Phoenix Capital Research
Posted originally on March 28, 2011

This is the most important chart related to the financial system today:

This is a chart of the US monetary base. In simple terms, it charts how much money the Fed has pumped into the system (at least that it admits). So it’s a kind of visual of the Fed hitting the PANIC button: when the monetary base explodes higher, the Fed is FREAKING out.

You’ll note that during the Financial Crisis the Fed didn’t do much until the autumn of 2008 when it pumped nearly $1 trillion into the system. Think about that, the Fed didn’t go nuts pumping money until the stuff REALLY hit the fan. You’ll also note that there’s only one other time when the monetary base went absolutely vertical: TODAY.

Indeed, the Fed has pumped nearly $500 billion into the system since the start of 2011. Don’t even try to tell me this is QE 2. If it was then the monetary base should have spiked in late 2010, NOT in 2011.

No, this is the Fed FREAKING OUT about the financial system again. And it’s a freak out on par with 2008. So if you think that all is well “behind the scenes” you’re in for a rude surprise. Something BIG is going down and I think it’s this:

This is the 31-year weekly chart of the 30-Year Treasury. As you can see, since 1988, the 30-Year has respected the above trendline. Every time we touched up against it, the 30-Year bounced hard and continued its long-term bull market.

The last time we nearly took out this line? The very beginning of 2011:

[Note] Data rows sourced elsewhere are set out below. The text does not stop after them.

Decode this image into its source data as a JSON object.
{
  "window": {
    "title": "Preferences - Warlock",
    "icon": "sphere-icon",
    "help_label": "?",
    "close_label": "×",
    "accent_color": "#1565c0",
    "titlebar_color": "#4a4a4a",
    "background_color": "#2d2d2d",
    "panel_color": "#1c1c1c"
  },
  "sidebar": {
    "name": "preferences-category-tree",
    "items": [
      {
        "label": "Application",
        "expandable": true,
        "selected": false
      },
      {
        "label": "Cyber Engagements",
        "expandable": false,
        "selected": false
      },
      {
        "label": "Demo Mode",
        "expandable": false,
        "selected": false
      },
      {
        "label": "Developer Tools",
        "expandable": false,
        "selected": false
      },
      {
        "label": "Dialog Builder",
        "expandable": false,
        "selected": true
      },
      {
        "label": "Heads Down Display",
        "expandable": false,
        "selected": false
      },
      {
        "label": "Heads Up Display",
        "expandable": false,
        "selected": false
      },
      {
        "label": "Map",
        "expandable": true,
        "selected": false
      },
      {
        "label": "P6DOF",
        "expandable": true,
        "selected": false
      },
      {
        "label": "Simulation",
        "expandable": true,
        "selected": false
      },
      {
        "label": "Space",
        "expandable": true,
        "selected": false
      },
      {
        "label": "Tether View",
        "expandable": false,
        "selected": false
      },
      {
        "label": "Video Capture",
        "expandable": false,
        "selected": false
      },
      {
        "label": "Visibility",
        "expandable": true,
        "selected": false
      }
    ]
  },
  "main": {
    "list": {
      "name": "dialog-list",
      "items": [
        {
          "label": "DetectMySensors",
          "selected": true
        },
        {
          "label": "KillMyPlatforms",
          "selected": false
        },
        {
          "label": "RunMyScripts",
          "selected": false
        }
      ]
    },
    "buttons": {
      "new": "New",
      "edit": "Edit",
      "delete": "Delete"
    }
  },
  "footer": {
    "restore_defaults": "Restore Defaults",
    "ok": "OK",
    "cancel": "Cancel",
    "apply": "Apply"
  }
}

Remember, the interest-rate based derivatives market in the US is $196 TRILLION. If the Fed lets interest rates get out of hand, then the entire system breaks down even worse than it did in 2008: 2008’s crisis was triggered by the credit defaults swap market which was just $50-60 trillion in size (less than 1/3 of the interest rate based derivatives market).

Small wonder the Fed is going nuts pumping $500 billion into the system in the last three months alone. After all, once the Fed loses control of interest rates (and it will) we’re going to see a market 4-5 times bigger than the credit default swap market implode.

Are you prepared?